» **Assignment**: If an entry holds a picture, leave the picture out and output everything else exactly.

» **Listed entries**:

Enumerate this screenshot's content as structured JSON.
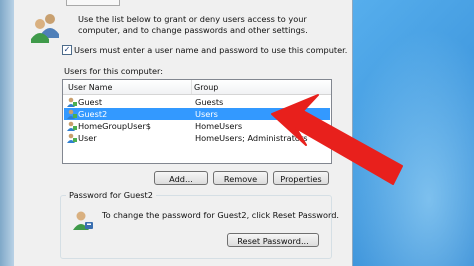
{
  "intro_text": "Use the list below to grant or deny users access to your computer, and to change passwords and other settings.",
  "require_password": {
    "label": "Users must enter a user name and password to use this computer.",
    "checked": true,
    "check_glyph": "✓"
  },
  "users_list": {
    "caption": "Users for this computer:",
    "columns": {
      "name": "User Name",
      "group": "Group"
    },
    "rows": [
      {
        "name": "Guest",
        "group": "Guests",
        "selected": false
      },
      {
        "name": "Guest2",
        "group": "Users",
        "selected": true
      },
      {
        "name": "HomeGroupUser$",
        "group": "HomeUsers",
        "selected": false
      },
      {
        "name": "User",
        "group": "HomeUsers; Administrators",
        "selected": false
      }
    ]
  },
  "buttons": {
    "add": "Add...",
    "remove": "Remove",
    "properties": "Properties",
    "reset_password": "Reset Password..."
  },
  "password_group": {
    "title": "Password for Guest2",
    "text": "To change the password for Guest2, click Reset Password."
  },
  "annotation": {
    "arrow_color": "#e8201c"
  },
  "icons": [
    "users-icon",
    "user-icon",
    "password-user-icon"
  ]
}
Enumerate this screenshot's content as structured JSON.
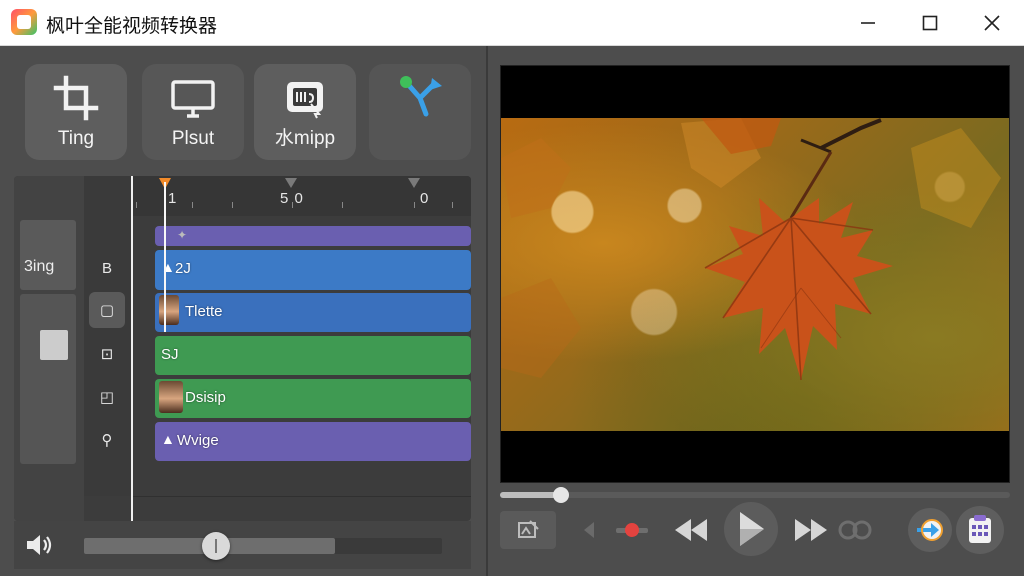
{
  "window": {
    "title": "枫叶全能视频转换器"
  },
  "toolbar": {
    "crop_label": "Ting",
    "display_label": "Plsut",
    "watermark_label": "水mipp",
    "merge_label": ""
  },
  "timeline": {
    "ruler_labels": [
      "1",
      "5 0",
      "0"
    ],
    "left_thumb_label": "3ing",
    "side_icons": [
      "B",
      "▢",
      "⊡",
      "◰",
      "⚲"
    ],
    "clips": [
      {
        "label": "",
        "glyph": "✦",
        "color": "#6a5fb0"
      },
      {
        "label": "2J",
        "glyph": "▲",
        "color": "#3c7ac6"
      },
      {
        "label": "Tlette",
        "glyph": "",
        "color": "#3a70bd",
        "avatar": true
      },
      {
        "label": "SJ",
        "glyph": "",
        "color": "#3f9a52"
      },
      {
        "label": "Dsisip",
        "glyph": "",
        "color": "#3f9a52",
        "avatar": true
      },
      {
        "label": "Wvige",
        "glyph": "▲",
        "color": "#6a5fb0"
      }
    ],
    "volume_level": 0.37
  },
  "player": {
    "seek_position": 0.12
  },
  "colors": {
    "accent_orange": "#f28b2a",
    "accent_blue": "#3aa0e8",
    "merge_green": "#3fbf5a"
  },
  "icons": {
    "app": "app-logo-icon",
    "minimize": "minimize-icon",
    "maximize": "maximize-icon",
    "close": "close-icon",
    "crop": "crop-icon",
    "display": "monitor-icon",
    "watermark": "watermark-icon",
    "merge": "merge-icon",
    "volume": "speaker-icon",
    "play": "play-icon"
  }
}
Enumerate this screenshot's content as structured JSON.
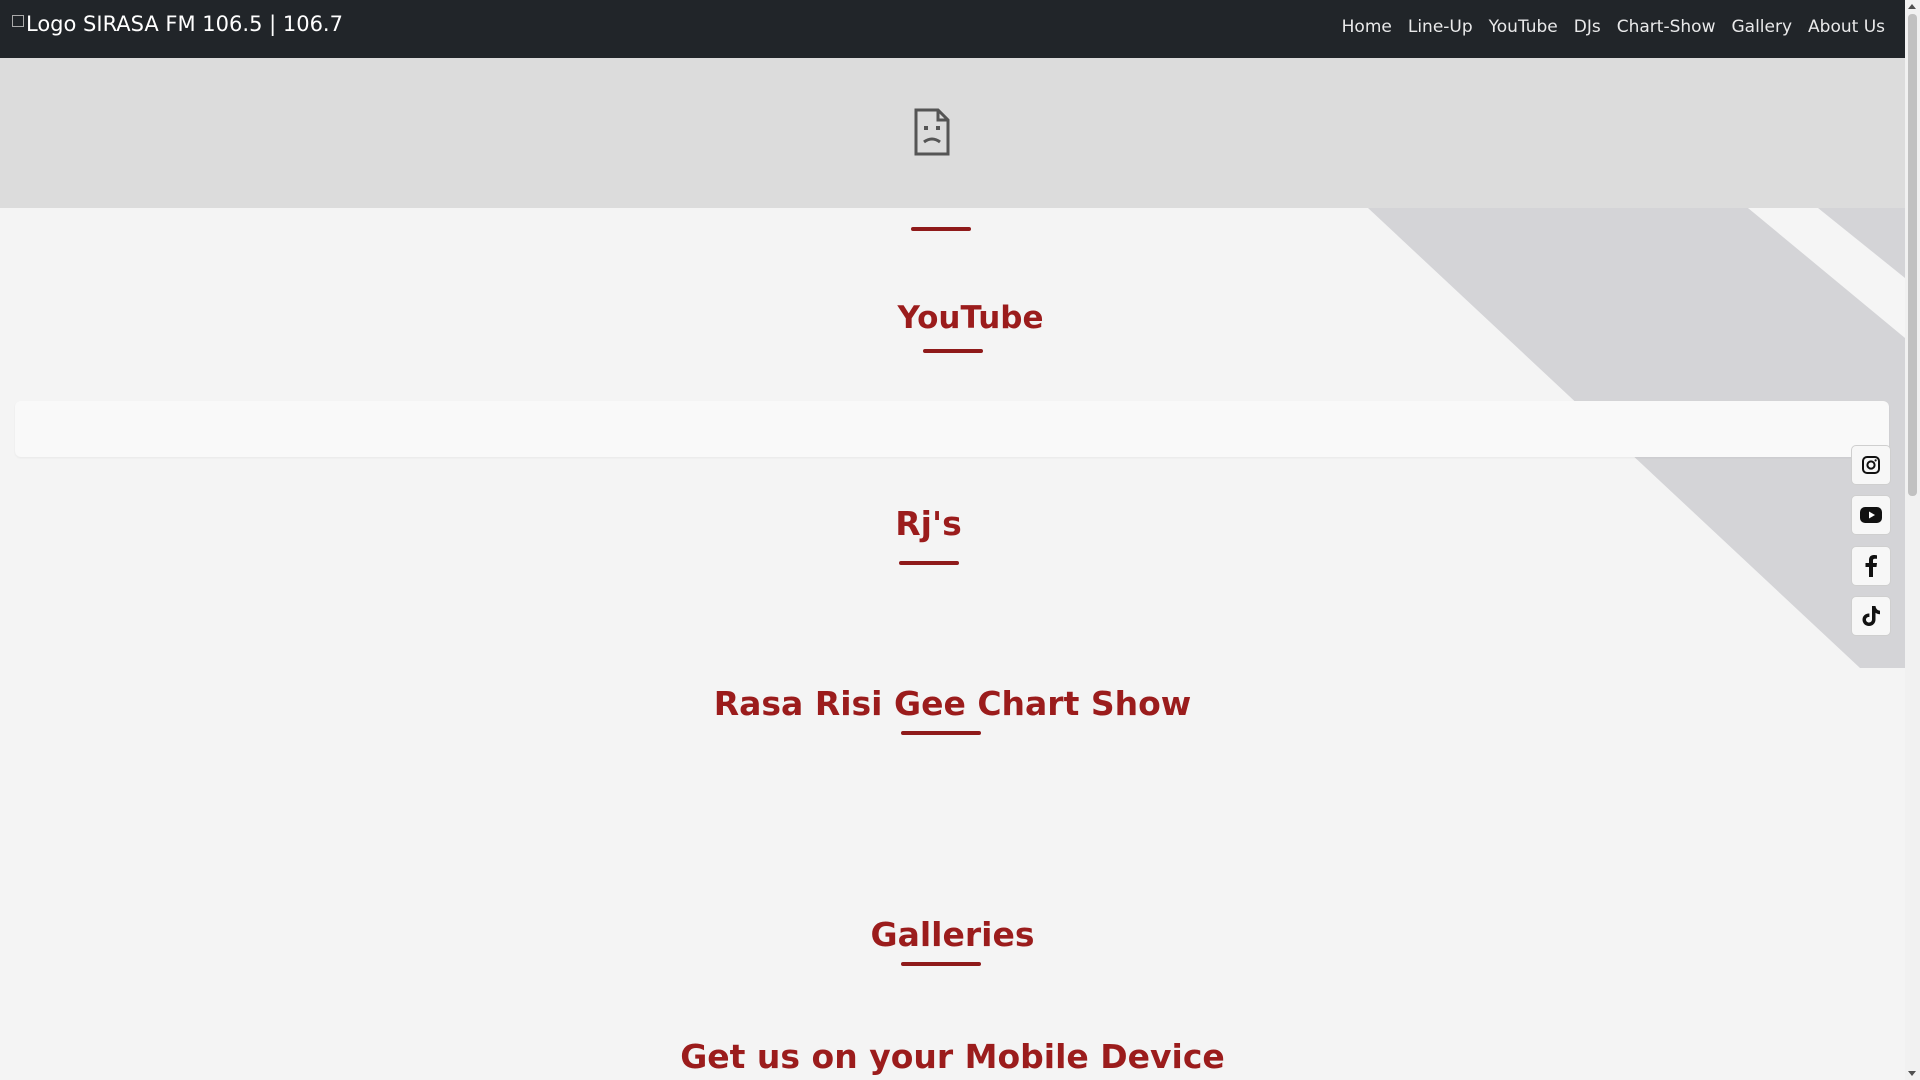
{
  "navbar": {
    "logo_alt": "Logo",
    "brand": "SIRASA FM 106.5 | 106.7",
    "links": [
      "Home",
      "Line-Up",
      "YouTube",
      "DJs",
      "Chart-Show",
      "Gallery",
      "About Us"
    ]
  },
  "sections": {
    "youtube": "YouTube",
    "rjs": "Rj's",
    "chart_show": "Rasa Risi Gee Chart Show",
    "galleries": "Galleries",
    "mobile": "Get us on your Mobile Device"
  },
  "social_icons": [
    "instagram-icon",
    "youtube-icon",
    "facebook-icon",
    "tiktok-icon"
  ],
  "colors": {
    "navbar": "#212529",
    "accent": "#9b1c1c",
    "background": "#f4f4f4",
    "hero": "#dcdcdc"
  }
}
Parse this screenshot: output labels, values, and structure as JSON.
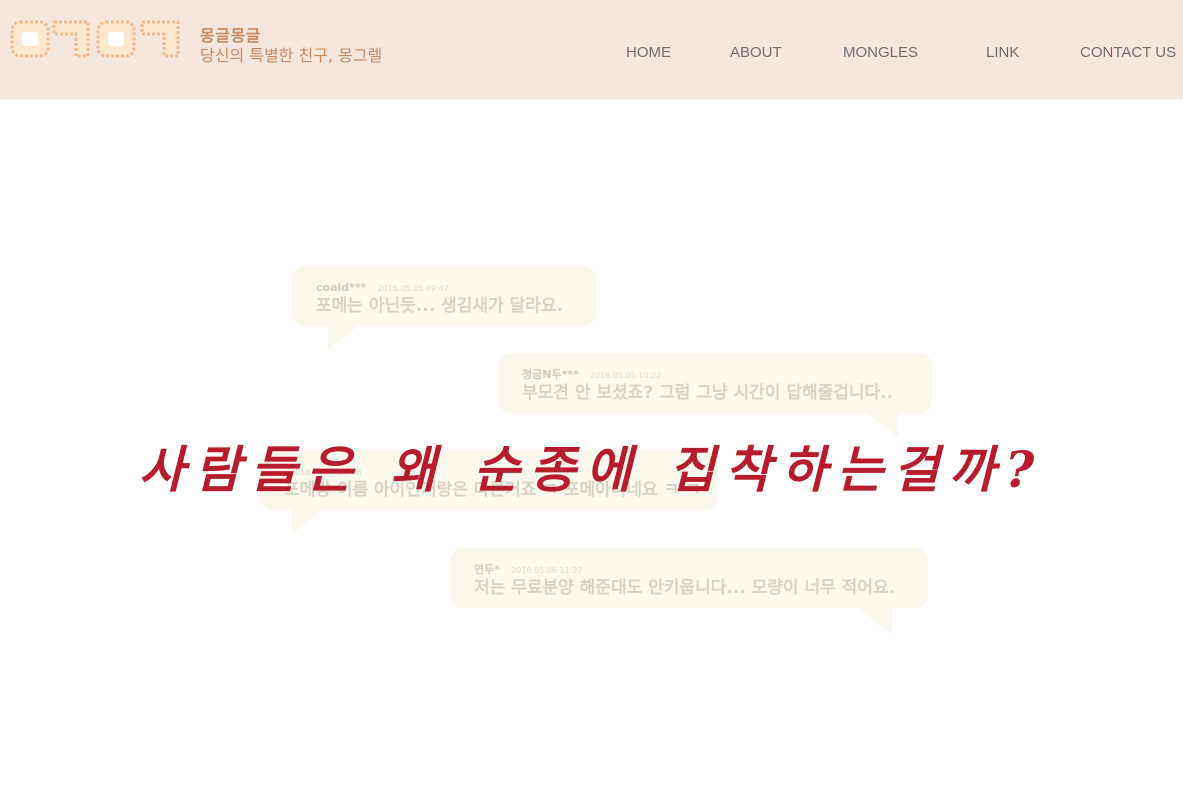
{
  "header": {
    "logo": {
      "text": "몽글"
    },
    "brand_title": "몽글몽글",
    "brand_subtitle": "당신의 특별한 친구, 몽그렐"
  },
  "nav": {
    "items": [
      {
        "label": "HOME"
      },
      {
        "label": "ABOUT"
      },
      {
        "label": "MONGLES"
      },
      {
        "label": "LINK"
      },
      {
        "label": "CONTACT US"
      }
    ]
  },
  "comments": [
    {
      "user": "coald***",
      "date": "2016.05.05 09:47",
      "text": "포메는 아닌듯... 생김새가 달라요."
    },
    {
      "user": "정금N두***",
      "date": "2016.05.05 10:22",
      "text": "부모견 안 보셨죠? 그럼 그냥 시간이 답해줄겁니다.."
    },
    {
      "user": "",
      "date": "2016.05.05 16:08",
      "text": "포메랑 이름 아이인거랑은 다른거죠 ㅋ 포메아니네요 ㅋ ㅋ"
    },
    {
      "user": "연두*",
      "date": "2016.05.06 11:27",
      "text": "저는 무료분양 해준대도 안키웁니다... 모량이 너무 적어요."
    }
  ],
  "headline": "사람들은 왜 순종에 집착하는걸까?",
  "colors": {
    "header_bg": "#f5e6de",
    "brand": "#c98a62",
    "headline": "#b71c2c",
    "bubble": "#fbf9ee"
  }
}
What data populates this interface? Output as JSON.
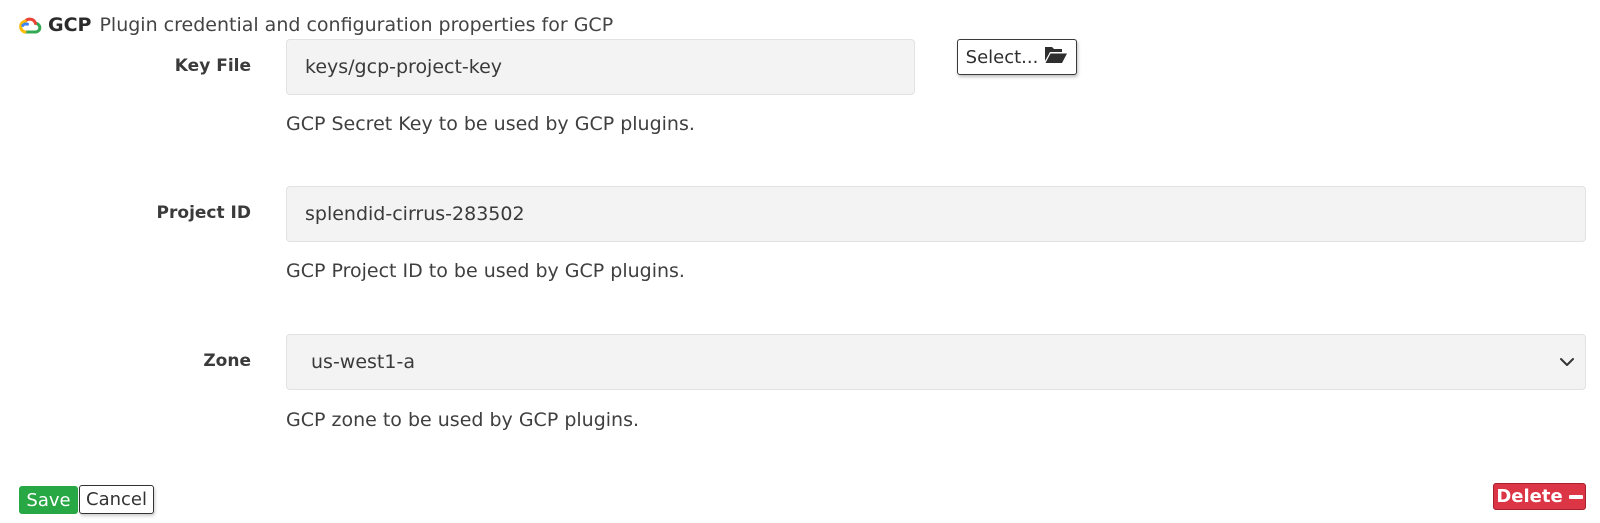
{
  "header": {
    "plugin_name": "GCP",
    "description": "Plugin credential and configuration properties for GCP",
    "logo_icon": "google-cloud-icon"
  },
  "fields": {
    "key_file": {
      "label": "Key File",
      "value": "keys/gcp-project-key",
      "help": "GCP Secret Key to be used by GCP plugins.",
      "select_button_label": "Select...",
      "select_button_icon": "folder-open-icon"
    },
    "project_id": {
      "label": "Project ID",
      "value": "splendid-cirrus-283502",
      "help": "GCP Project ID to be used by GCP plugins."
    },
    "zone": {
      "label": "Zone",
      "value": "us-west1-a",
      "help": "GCP zone to be used by GCP plugins.",
      "dropdown_icon": "chevron-down-icon"
    }
  },
  "actions": {
    "save_label": "Save",
    "cancel_label": "Cancel",
    "delete_label": "Delete",
    "delete_icon": "minus-icon"
  },
  "colors": {
    "save": "#28a745",
    "delete": "#dc3545",
    "field_bg": "#f3f3f3"
  }
}
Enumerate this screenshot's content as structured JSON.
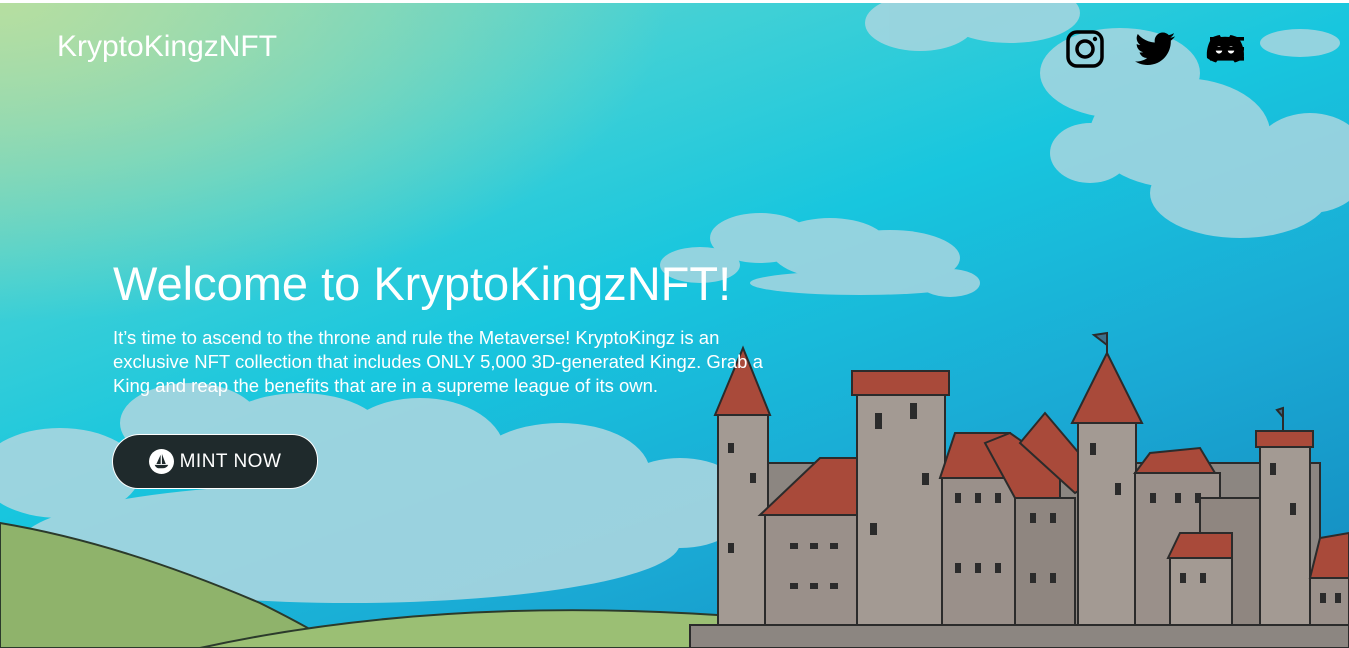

» **Solution for this problem**:
Enumerate this screenshot's content as structured JSON.
{
  "intro_text": "Use the list below to grant or deny users access to your computer, and to change passwords and other settings.",
  "require_password": {
    "label": "Users must enter a user name and password to use this computer.",
    "checked": true,
    "check_glyph": "✓"
  },
  "users_list": {
    "caption": "Users for this computer:",
    "columns": {
      "name": "User Name",
      "group": "Group"
    },
    "rows": [
      {
        "name": "Guest",
        "group": "Guests",
        "selected": false
      },
      {
        "name": "Guest2",
        "group": "Users",
        "selected": true
      },
      {
        "name": "HomeGroupUser$",
        "group": "HomeUsers",
        "selected": false
      },
      {
        "name": "User",
        "group": "HomeUsers; Administrators",
        "selected": false
      }
    ]
  },
  "buttons": {
    "add": "Add...",
    "remove": "Remove",
    "properties": "Properties",
    "reset_password": "Reset Password..."
  },
  "password_group": {
    "title": "Password for Guest2",
    "text": "To change the password for Guest2, click Reset Password."
  },
  "annotation": {
    "arrow_color": "#e8201c"
  },
  "icons": [
    "users-icon",
    "user-icon",
    "password-user-icon"
  ]
}
Enumerate this screenshot's content as structured JSON.
{
  "window": {
    "title": "枫叶全能视频转换器"
  },
  "toolbar": {
    "crop_label": "Ting",
    "display_label": "Plsut",
    "watermark_label": "水mipp",
    "merge_label": ""
  },
  "timeline": {
    "ruler_labels": [
      "1",
      "5 0",
      "0"
    ],
    "left_thumb_label": "3ing",
    "side_icons": [
      "B",
      "▢",
      "⊡",
      "◰",
      "⚲"
    ],
    "clips": [
      {
        "label": "",
        "glyph": "✦",
        "color": "#6a5fb0"
      },
      {
        "label": "2J",
        "glyph": "▲",
        "color": "#3c7ac6"
      },
      {
        "label": "Tlette",
        "glyph": "",
        "color": "#3a70bd",
        "avatar": true
      },
      {
        "label": "SJ",
        "glyph": "",
        "color": "#3f9a52"
      },
      {
        "label": "Dsisip",
        "glyph": "",
        "color": "#3f9a52",
        "avatar": true
      },
      {
        "label": "Wvige",
        "glyph": "▲",
        "color": "#6a5fb0"
      }
    ],
    "volume_level": 0.37
  },
  "player": {
    "seek_position": 0.12
  },
  "colors": {
    "accent_orange": "#f28b2a",
    "accent_blue": "#3aa0e8",
    "merge_green": "#3fbf5a"
  },
  "icons": {
    "app": "app-logo-icon",
    "minimize": "minimize-icon",
    "maximize": "maximize-icon",
    "close": "close-icon",
    "crop": "crop-icon",
    "display": "monitor-icon",
    "watermark": "watermark-icon",
    "merge": "merge-icon",
    "volume": "speaker-icon",
    "play": "play-icon"
  }
}
Enumerate this screenshot's content as structured JSON.
{
  "navbar": {
    "logo_alt": "Logo",
    "brand": "SIRASA FM 106.5 | 106.7",
    "links": [
      "Home",
      "Line-Up",
      "YouTube",
      "DJs",
      "Chart-Show",
      "Gallery",
      "About Us"
    ]
  },
  "sections": {
    "youtube": "YouTube",
    "rjs": "Rj's",
    "chart_show": "Rasa Risi Gee Chart Show",
    "galleries": "Galleries",
    "mobile": "Get us on your Mobile Device"
  },
  "social_icons": [
    "instagram-icon",
    "youtube-icon",
    "facebook-icon",
    "tiktok-icon"
  ],
  "colors": {
    "navbar": "#212529",
    "accent": "#9b1c1c",
    "background": "#f4f4f4",
    "hero": "#dcdcdc"
  }
}
Parse this screenshot: output labels, values, and structure as JSON.
{
  "header": {
    "logo": {
      "text": "몽글"
    },
    "brand_title": "몽글몽글",
    "brand_subtitle": "당신의 특별한 친구, 몽그렐"
  },
  "nav": {
    "items": [
      {
        "label": "HOME"
      },
      {
        "label": "ABOUT"
      },
      {
        "label": "MONGLES"
      },
      {
        "label": "LINK"
      },
      {
        "label": "CONTACT US"
      }
    ]
  },
  "comments": [
    {
      "user": "coald***",
      "date": "2016.05.05 09:47",
      "text": "포메는 아닌듯... 생김새가 달라요."
    },
    {
      "user": "정금N두***",
      "date": "2016.05.05 10:22",
      "text": "부모견 안 보셨죠? 그럼 그냥 시간이 답해줄겁니다.."
    },
    {
      "user": "",
      "date": "2016.05.05 16:08",
      "text": "포메랑 이름 아이인거랑은 다른거죠 ㅋ 포메아니네요 ㅋ ㅋ"
    },
    {
      "user": "연두*",
      "date": "2016.05.06 11:27",
      "text": "저는 무료분양 해준대도 안키웁니다... 모량이 너무 적어요."
    }
  ],
  "headline": "사람들은 왜 순종에 집착하는걸까?",
  "colors": {
    "header_bg": "#f5e6de",
    "brand": "#c98a62",
    "headline": "#b71c2c",
    "bubble": "#fbf9ee"
  }
}
What data populates this interface? Output as JSON.
{
  "header": {
    "plugin_name": "GCP",
    "description": "Plugin credential and configuration properties for GCP",
    "logo_icon": "google-cloud-icon"
  },
  "fields": {
    "key_file": {
      "label": "Key File",
      "value": "keys/gcp-project-key",
      "help": "GCP Secret Key to be used by GCP plugins.",
      "select_button_label": "Select...",
      "select_button_icon": "folder-open-icon"
    },
    "project_id": {
      "label": "Project ID",
      "value": "splendid-cirrus-283502",
      "help": "GCP Project ID to be used by GCP plugins."
    },
    "zone": {
      "label": "Zone",
      "value": "us-west1-a",
      "help": "GCP zone to be used by GCP plugins.",
      "dropdown_icon": "chevron-down-icon"
    }
  },
  "actions": {
    "save_label": "Save",
    "cancel_label": "Cancel",
    "delete_label": "Delete",
    "delete_icon": "minus-icon"
  },
  "colors": {
    "save": "#28a745",
    "delete": "#dc3545",
    "field_bg": "#f3f3f3"
  }
}
Enumerate this screenshot's content as structured JSON.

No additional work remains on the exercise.